Archaeology of the Americas

Study of the archaeology of North, Central and South America and the Caribbean

The archaeology of the Americas is the study of the archaeology of North America (Mesoamerica included), Central America, South America and the Caribbean. This includes the study of pre-historic/Pre-Columbian and historic indigenous American peoples, as well as historical archaeology of more recent eras.

The Pre-Columbian era is the term generally used to encompass all period subdivisions in the history of the Americas spanning the time from the original settlement of the Americas in the Upper Paleolithic up until the European colonization of the Americas during the early modern period. While technically referring to the era before the voyages of Christopher Columbus from 1492 to 1504, in practice the term usually includes the history of American indigenous cultures until they were conquered or significantly influenced by Europeans, even if this happened decades or even centuries after Columbus' initial landing.

The pre-Columbian archaeological record in the Americas is conventionally divided into five large phases according to an enduring system established in Gordon Willey and Philip Phillips's 1958 book Method and Theory in American Archaeology.[1] This differs from old world prehistory where the three-age system, with the Stone Age divided into Paleolithic, Mesolithic, Neolithic, and, Chalcolithic, followed by the Bronze Age and Iron Age, remain in general use.

Numerous regional and sub-regional divisions have since been defined to distinguish various cultures through time and space, as later archaeologists recognized that these generalised stages did not adequately correspond to the cultural variation that existed in different locations in the Americas.[1]

Today, for Meso- and Andean South America, the later periods are more often classified using the "Horizon" terminology, with "Early Horizon" typically broadly equating to the Late Formative stage. "Horizons" are periods of cultural stability and political unity, with "Intermediate periods" covering the politically fragmented transition between them. In the Andes, there are three Horizon periods, with two Intermediate periods between them. The Horizons, and their dominant cultures are: Early Horizon, Chavin; Middle Horizon, Tiwanaku and Wari culture; Late Horizon, Inca.[2]

Since 1990, in the United States, physical anthropology and archaeological investigations based on the study of human remains are complicated by the , (NAGPRA), which provides for the bodies of Native Americans and associated grave goods to be turned over to the recognized tribal body most legally affiliated with the remains. In some cases, notably, that of Kennewick Man, these laws have been subject to close judicial scrutiny and great intellectual conflict.[3]

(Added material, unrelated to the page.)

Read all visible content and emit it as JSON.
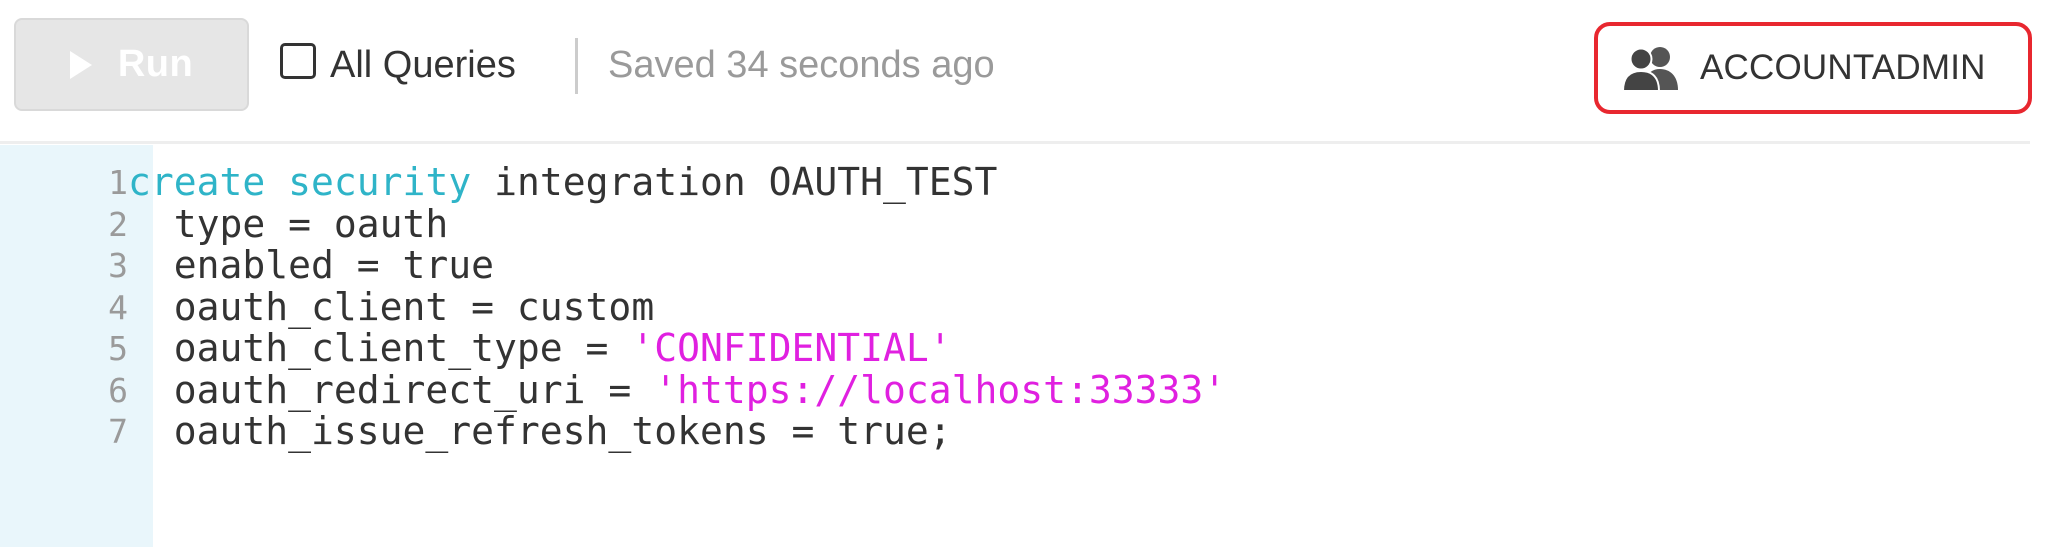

Mesoamerica is a region and cultural area in the Americas, extending approximately from central Mexico to Honduras and Nicaragua, within which a number of pre-Columbian societies flourished before the Spanish colonization of the Americas in the 15th and 16th centuries.[4][5] Prehistoric groups in this area are characterized by agricultural villages and large ceremonial and politico-religious capitals[6] This culture area included some of the most complex and advanced cultures of the Americas, including the Olmec, Teotihuacan, the Maya, and the Aztec.

A genetic tree of 18 world human groups by a neighbour-joining autosomal relationships.

Molecular genetics study suggests that surviving Amerindian populations derived from a theoretical single founding population, possibly from only 50 to 70 genetic contributors[7] Preliminary research, restricted to only 9 genomic regions (or loci) have shown a genetic link between original Americas and Asia populations. The study does not address the question of separate migrations for these groups, and excludes other DNA data-sets.[8]

The American Journal of Human Genetics released an article in 2007 stating "Here we show, by using 86 complete mitochondrial genomes, that all Indigenous American haplogroups, including Haplogroup X (mtDNA), were part of a single founding population."[9] Amerindian groups in the Bering Strait region exhibit perhaps the strongest DNA or mitochondrial DNA relations to Siberian peoples. The genetic diversity of Amerindian indigenous groups increase with distance from the assumed entry point into the Americas.[10][11] Certain genetic diversity patterns from West to East suggest at least some coastal migration events.[12] Geneticists have variously estimated that peoples of Asia and the Americas were part of the same population from 42,000 to 21,000 years ago.[13]